=== Section Start ===

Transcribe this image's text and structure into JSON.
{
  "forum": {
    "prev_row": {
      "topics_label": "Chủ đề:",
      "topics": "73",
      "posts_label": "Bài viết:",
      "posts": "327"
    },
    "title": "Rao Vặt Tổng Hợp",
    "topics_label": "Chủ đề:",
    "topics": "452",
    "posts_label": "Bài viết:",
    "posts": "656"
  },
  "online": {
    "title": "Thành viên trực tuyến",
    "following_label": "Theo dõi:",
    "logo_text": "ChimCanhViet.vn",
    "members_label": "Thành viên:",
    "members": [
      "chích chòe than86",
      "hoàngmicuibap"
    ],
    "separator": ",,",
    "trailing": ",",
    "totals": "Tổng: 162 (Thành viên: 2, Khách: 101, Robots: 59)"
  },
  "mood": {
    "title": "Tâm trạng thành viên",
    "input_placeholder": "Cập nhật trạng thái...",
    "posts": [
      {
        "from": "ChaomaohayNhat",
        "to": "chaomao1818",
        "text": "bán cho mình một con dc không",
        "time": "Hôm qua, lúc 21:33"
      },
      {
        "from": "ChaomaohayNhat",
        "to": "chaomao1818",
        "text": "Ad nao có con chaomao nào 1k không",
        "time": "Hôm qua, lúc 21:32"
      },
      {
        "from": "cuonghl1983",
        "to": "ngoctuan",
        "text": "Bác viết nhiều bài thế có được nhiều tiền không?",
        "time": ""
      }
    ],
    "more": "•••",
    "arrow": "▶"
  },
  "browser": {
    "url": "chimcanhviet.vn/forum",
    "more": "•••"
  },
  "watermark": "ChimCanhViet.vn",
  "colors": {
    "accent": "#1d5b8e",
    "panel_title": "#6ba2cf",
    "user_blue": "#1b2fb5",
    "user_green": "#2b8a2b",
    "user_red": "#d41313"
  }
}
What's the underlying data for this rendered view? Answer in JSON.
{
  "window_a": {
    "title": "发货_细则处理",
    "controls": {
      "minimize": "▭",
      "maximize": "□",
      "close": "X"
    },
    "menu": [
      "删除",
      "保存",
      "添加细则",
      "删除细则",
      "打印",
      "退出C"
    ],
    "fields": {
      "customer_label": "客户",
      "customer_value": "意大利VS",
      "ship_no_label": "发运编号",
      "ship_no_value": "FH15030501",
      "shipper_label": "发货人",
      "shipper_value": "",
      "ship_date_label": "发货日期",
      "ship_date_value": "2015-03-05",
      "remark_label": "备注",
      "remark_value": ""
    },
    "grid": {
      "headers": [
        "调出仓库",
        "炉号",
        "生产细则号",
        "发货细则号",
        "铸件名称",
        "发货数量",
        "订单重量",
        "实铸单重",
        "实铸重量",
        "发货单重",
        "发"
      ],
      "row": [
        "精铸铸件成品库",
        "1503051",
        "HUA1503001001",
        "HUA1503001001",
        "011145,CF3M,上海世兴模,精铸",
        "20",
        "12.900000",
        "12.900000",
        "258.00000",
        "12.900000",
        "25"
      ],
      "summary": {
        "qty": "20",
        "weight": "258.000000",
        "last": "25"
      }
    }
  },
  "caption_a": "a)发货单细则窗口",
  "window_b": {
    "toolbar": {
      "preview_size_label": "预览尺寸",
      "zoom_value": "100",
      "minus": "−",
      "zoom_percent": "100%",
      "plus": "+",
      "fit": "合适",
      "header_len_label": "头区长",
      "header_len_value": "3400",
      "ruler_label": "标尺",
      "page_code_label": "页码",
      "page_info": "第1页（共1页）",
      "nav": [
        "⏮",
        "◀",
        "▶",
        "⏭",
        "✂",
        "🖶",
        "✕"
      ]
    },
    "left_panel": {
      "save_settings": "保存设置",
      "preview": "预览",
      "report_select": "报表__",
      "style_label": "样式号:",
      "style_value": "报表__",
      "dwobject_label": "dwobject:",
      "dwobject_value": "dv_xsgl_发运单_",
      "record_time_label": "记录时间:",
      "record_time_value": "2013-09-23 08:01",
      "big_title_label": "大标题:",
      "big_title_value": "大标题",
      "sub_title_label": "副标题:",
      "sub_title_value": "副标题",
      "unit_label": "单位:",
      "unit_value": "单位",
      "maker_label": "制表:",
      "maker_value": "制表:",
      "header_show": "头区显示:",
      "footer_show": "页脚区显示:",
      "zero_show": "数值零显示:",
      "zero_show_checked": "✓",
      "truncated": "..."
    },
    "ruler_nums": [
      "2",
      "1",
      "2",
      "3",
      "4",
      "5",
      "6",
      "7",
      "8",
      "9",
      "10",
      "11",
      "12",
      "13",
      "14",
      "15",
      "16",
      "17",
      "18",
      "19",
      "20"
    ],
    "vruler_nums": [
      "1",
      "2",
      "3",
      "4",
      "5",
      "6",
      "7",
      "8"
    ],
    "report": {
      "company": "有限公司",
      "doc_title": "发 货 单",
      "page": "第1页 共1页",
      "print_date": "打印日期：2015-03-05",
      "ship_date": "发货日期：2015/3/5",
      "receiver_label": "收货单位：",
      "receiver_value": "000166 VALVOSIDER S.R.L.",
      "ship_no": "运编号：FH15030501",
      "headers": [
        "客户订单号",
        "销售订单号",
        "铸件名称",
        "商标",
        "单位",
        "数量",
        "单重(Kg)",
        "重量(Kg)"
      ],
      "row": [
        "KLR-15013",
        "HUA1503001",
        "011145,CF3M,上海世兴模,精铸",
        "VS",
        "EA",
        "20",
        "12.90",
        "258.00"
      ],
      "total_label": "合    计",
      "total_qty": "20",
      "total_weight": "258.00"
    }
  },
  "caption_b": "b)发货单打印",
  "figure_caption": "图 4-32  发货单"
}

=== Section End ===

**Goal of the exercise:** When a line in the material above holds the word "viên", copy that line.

**Exercise solution:**
    "title": "Thành viên trực tuyến",
    "members_label": "Thành viên:",
    "totals": "Tổng: 162 (Thành viên: 2, Khách: 101, Robots: 59)"
    "title": "Tâm trạng thành viên",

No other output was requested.